● Directions
Write out each entry word for word.

Records from a dataset:
=== Begin Enclosure ===

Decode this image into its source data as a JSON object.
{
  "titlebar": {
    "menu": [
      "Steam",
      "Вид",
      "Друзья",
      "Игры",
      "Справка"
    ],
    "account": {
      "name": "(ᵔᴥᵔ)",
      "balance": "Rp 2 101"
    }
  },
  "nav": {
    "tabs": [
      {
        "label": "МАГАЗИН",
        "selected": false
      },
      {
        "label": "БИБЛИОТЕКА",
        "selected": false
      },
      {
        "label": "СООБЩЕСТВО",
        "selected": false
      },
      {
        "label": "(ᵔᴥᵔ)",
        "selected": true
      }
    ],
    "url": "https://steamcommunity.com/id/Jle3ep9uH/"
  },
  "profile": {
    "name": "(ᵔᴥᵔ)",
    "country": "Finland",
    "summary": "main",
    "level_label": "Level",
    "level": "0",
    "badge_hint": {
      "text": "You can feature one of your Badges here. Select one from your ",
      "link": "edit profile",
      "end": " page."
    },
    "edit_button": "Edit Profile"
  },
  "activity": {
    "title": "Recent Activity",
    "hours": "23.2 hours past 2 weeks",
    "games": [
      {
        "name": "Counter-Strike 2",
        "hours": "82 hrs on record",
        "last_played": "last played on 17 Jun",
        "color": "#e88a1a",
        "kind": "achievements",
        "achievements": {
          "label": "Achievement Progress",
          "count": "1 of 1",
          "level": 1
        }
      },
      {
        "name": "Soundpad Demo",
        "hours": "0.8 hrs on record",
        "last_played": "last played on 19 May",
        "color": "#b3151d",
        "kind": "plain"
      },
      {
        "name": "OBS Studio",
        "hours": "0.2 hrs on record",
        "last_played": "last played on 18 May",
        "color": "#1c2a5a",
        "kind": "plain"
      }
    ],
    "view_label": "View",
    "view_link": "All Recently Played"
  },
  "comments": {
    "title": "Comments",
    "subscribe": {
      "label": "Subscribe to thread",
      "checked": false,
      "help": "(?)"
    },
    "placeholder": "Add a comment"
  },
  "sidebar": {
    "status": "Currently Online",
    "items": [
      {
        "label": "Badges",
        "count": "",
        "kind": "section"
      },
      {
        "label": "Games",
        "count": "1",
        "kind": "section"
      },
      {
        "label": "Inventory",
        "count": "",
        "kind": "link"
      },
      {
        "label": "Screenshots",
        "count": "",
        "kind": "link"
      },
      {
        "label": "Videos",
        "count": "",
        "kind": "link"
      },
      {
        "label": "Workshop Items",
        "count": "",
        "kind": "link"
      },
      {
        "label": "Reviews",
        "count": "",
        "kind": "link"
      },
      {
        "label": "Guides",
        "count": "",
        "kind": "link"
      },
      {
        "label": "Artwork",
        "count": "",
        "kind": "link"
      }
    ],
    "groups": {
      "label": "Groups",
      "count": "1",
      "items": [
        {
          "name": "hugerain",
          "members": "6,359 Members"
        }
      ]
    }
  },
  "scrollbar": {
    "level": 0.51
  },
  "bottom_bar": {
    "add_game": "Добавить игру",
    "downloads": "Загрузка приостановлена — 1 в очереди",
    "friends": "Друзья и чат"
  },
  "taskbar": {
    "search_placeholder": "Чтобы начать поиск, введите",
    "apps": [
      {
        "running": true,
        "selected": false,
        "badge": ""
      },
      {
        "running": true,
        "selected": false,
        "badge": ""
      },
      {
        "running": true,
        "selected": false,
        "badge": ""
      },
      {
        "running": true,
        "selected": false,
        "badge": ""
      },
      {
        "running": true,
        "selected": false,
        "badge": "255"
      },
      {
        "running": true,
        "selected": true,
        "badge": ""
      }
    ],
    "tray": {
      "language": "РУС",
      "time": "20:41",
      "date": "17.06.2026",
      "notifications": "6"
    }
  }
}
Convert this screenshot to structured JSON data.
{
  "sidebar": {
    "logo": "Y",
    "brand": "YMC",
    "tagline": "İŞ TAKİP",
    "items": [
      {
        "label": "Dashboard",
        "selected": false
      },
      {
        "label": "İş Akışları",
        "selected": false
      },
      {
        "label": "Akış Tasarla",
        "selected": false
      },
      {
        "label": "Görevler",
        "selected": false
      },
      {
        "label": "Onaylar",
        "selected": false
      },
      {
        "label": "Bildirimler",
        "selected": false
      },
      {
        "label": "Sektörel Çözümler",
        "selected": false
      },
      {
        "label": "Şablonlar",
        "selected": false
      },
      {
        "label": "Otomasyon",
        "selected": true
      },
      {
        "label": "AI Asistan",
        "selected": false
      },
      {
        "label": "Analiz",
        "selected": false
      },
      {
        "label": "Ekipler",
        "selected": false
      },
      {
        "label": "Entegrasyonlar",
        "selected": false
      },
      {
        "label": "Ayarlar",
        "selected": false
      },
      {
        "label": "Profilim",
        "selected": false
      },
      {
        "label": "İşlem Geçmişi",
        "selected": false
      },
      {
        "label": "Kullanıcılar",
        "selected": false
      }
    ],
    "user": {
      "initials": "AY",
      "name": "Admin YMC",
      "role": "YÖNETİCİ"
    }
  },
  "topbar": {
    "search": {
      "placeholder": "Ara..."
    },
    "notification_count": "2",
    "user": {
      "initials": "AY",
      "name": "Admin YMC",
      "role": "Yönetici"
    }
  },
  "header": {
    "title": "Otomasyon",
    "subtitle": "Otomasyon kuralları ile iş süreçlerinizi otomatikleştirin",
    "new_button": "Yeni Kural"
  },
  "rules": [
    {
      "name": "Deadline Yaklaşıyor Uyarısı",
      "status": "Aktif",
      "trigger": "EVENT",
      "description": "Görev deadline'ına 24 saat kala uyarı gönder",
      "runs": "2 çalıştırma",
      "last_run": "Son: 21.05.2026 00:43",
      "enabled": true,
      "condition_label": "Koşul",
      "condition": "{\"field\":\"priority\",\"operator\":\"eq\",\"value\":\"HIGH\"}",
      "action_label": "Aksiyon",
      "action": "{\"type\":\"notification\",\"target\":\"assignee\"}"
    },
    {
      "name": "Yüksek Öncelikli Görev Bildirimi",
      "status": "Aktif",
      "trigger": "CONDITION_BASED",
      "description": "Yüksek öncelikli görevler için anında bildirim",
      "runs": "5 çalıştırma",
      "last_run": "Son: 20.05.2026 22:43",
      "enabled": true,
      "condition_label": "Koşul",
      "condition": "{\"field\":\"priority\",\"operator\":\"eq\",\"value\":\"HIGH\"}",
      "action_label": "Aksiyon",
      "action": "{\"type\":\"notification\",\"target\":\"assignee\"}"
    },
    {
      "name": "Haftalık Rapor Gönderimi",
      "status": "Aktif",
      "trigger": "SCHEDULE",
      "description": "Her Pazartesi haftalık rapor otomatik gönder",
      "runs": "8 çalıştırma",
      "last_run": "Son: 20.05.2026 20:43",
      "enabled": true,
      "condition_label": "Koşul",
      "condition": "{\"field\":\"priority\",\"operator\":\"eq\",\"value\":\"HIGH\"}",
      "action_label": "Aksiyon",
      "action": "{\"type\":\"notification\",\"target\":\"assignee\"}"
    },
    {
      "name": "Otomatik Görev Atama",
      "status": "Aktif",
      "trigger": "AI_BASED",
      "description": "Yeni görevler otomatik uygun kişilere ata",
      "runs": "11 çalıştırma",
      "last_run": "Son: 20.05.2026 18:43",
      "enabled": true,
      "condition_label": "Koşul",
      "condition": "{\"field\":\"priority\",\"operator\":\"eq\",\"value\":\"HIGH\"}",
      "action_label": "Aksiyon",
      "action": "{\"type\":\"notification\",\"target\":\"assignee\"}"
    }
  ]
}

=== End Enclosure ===

● Answer space
Decode this image into its source data as a JSON object.
{
  "titlebar": {
    "menu": [
      "Steam",
      "Вид",
      "Друзья",
      "Игры",
      "Справка"
    ],
    "account": {
      "name": "(ᵔᴥᵔ)",
      "balance": "Rp 2 101"
    }
  },
  "nav": {
    "tabs": [
      {
        "label": "МАГАЗИН",
        "selected": false
      },
      {
        "label": "БИБЛИОТЕКА",
        "selected": false
      },
      {
        "label": "СООБЩЕСТВО",
        "selected": false
      },
      {
        "label": "(ᵔᴥᵔ)",
        "selected": true
      }
    ],
    "url": "https://steamcommunity.com/id/Jle3ep9uH/"
  },
  "profile": {
    "name": "(ᵔᴥᵔ)",
    "country": "Finland",
    "summary": "main",
    "level_label": "Level",
    "level": "0",
    "badge_hint": {
      "text": "You can feature one of your Badges here. Select one from your ",
      "link": "edit profile",
      "end": " page."
    },
    "edit_button": "Edit Profile"
  },
  "activity": {
    "title": "Recent Activity",
    "hours": "23.2 hours past 2 weeks",
    "games": [
      {
        "name": "Counter-Strike 2",
        "hours": "82 hrs on record",
        "last_played": "last played on 17 Jun",
        "color": "#e88a1a",
        "kind": "achievements",
        "achievements": {
          "label": "Achievement Progress",
          "count": "1 of 1",
          "level": 1
        }
      },
      {
        "name": "Soundpad Demo",
        "hours": "0.8 hrs on record",
        "last_played": "last played on 19 May",
        "color": "#b3151d",
        "kind": "plain"
      },
      {
        "name": "OBS Studio",
        "hours": "0.2 hrs on record",
        "last_played": "last played on 18 May",
        "color": "#1c2a5a",
        "kind": "plain"
      }
    ],
    "view_label": "View",
    "view_link": "All Recently Played"
  },
  "comments": {
    "title": "Comments",
    "subscribe": {
      "label": "Subscribe to thread",
      "checked": false,
      "help": "(?)"
    },
    "placeholder": "Add a comment"
  },
  "sidebar": {
    "status": "Currently Online",
    "items": [
      {
        "label": "Badges",
        "count": "",
        "kind": "section"
      },
      {
        "label": "Games",
        "count": "1",
        "kind": "section"
      },
      {
        "label": "Inventory",
        "count": "",
        "kind": "link"
      },
      {
        "label": "Screenshots",
        "count": "",
        "kind": "link"
      },
      {
        "label": "Videos",
        "count": "",
        "kind": "link"
      },
      {
        "label": "Workshop Items",
        "count": "",
        "kind": "link"
      },
      {
        "label": "Reviews",
        "count": "",
        "kind": "link"
      },
      {
        "label": "Guides",
        "count": "",
        "kind": "link"
      },
      {
        "label": "Artwork",
        "count": "",
        "kind": "link"
      }
    ],
    "groups": {
      "label": "Groups",
      "count": "1",
      "items": [
        {
          "name": "hugerain",
          "members": "6,359 Members"
        }
      ]
    }
  },
  "scrollbar": {
    "level": 0.51
  },
  "bottom_bar": {
    "add_game": "Добавить игру",
    "downloads": "Загрузка приостановлена — 1 в очереди",
    "friends": "Друзья и чат"
  },
  "taskbar": {
    "search_placeholder": "Чтобы начать поиск, введите",
    "apps": [
      {
        "running": true,
        "selected": false,
        "badge": ""
      },
      {
        "running": true,
        "selected": false,
        "badge": ""
      },
      {
        "running": true,
        "selected": false,
        "badge": ""
      },
      {
        "running": true,
        "selected": false,
        "badge": ""
      },
      {
        "running": true,
        "selected": false,
        "badge": "255"
      },
      {
        "running": true,
        "selected": true,
        "badge": ""
      }
    ],
    "tray": {
      "language": "РУС",
      "time": "20:41",
      "date": "17.06.2026",
      "notifications": "6"
    }
  }
}
Convert this screenshot to structured JSON data.
{
  "sidebar": {
    "logo": "Y",
    "brand": "YMC",
    "tagline": "İŞ TAKİP",
    "items": [
      {
        "label": "Dashboard",
        "selected": false
      },
      {
        "label": "İş Akışları",
        "selected": false
      },
      {
        "label": "Akış Tasarla",
        "selected": false
      },
      {
        "label": "Görevler",
        "selected": false
      },
      {
        "label": "Onaylar",
        "selected": false
      },
      {
        "label": "Bildirimler",
        "selected": false
      },
      {
        "label": "Sektörel Çözümler",
        "selected": false
      },
      {
        "label": "Şablonlar",
        "selected": false
      },
      {
        "label": "Otomasyon",
        "selected": true
      },
      {
        "label": "AI Asistan",
        "selected": false
      },
      {
        "label": "Analiz",
        "selected": false
      },
      {
        "label": "Ekipler",
        "selected": false
      },
      {
        "label": "Entegrasyonlar",
        "selected": false
      },
      {
        "label": "Ayarlar",
        "selected": false
      },
      {
        "label": "Profilim",
        "selected": false
      },
      {
        "label": "İşlem Geçmişi",
        "selected": false
      },
      {
        "label": "Kullanıcılar",
        "selected": false
      }
    ],
    "user": {
      "initials": "AY",
      "name": "Admin YMC",
      "role": "YÖNETİCİ"
    }
  },
  "topbar": {
    "search": {
      "placeholder": "Ara..."
    },
    "notification_count": "2",
    "user": {
      "initials": "AY",
      "name": "Admin YMC",
      "role": "Yönetici"
    }
  },
  "header": {
    "title": "Otomasyon",
    "subtitle": "Otomasyon kuralları ile iş süreçlerinizi otomatikleştirin",
    "new_button": "Yeni Kural"
  },
  "rules": [
    {
      "name": "Deadline Yaklaşıyor Uyarısı",
      "status": "Aktif",
      "trigger": "EVENT",
      "description": "Görev deadline'ına 24 saat kala uyarı gönder",
      "runs": "2 çalıştırma",
      "last_run": "Son: 21.05.2026 00:43",
      "enabled": true,
      "condition_label": "Koşul",
      "condition": "{\"field\":\"priority\",\"operator\":\"eq\",\"value\":\"HIGH\"}",
      "action_label": "Aksiyon",
      "action": "{\"type\":\"notification\",\"target\":\"assignee\"}"
    },
    {
      "name": "Yüksek Öncelikli Görev Bildirimi",
      "status": "Aktif",
      "trigger": "CONDITION_BASED",
      "description": "Yüksek öncelikli görevler için anında bildirim",
      "runs": "5 çalıştırma",
      "last_run": "Son: 20.05.2026 22:43",
      "enabled": true,
      "condition_label": "Koşul",
      "condition": "{\"field\":\"priority\",\"operator\":\"eq\",\"value\":\"HIGH\"}",
      "action_label": "Aksiyon",
      "action": "{\"type\":\"notification\",\"target\":\"assignee\"}"
    },
    {
      "name": "Haftalık Rapor Gönderimi",
      "status": "Aktif",
      "trigger": "SCHEDULE",
      "description": "Her Pazartesi haftalık rapor otomatik gönder",
      "runs": "8 çalıştırma",
      "last_run": "Son: 20.05.2026 20:43",
      "enabled": true,
      "condition_label": "Koşul",
      "condition": "{\"field\":\"priority\",\"operator\":\"eq\",\"value\":\"HIGH\"}",
      "action_label": "Aksiyon",
      "action": "{\"type\":\"notification\",\"target\":\"assignee\"}"
    },
    {
      "name": "Otomatik Görev Atama",
      "status": "Aktif",
      "trigger": "AI_BASED",
      "description": "Yeni görevler otomatik uygun kişilere ata",
      "runs": "11 çalıştırma",
      "last_run": "Son: 20.05.2026 18:43",
      "enabled": true,
      "condition_label": "Koşul",
      "condition": "{\"field\":\"priority\",\"operator\":\"eq\",\"value\":\"HIGH\"}",
      "action_label": "Aksiyon",
      "action": "{\"type\":\"notification\",\"target\":\"assignee\"}"
    }
  ]
}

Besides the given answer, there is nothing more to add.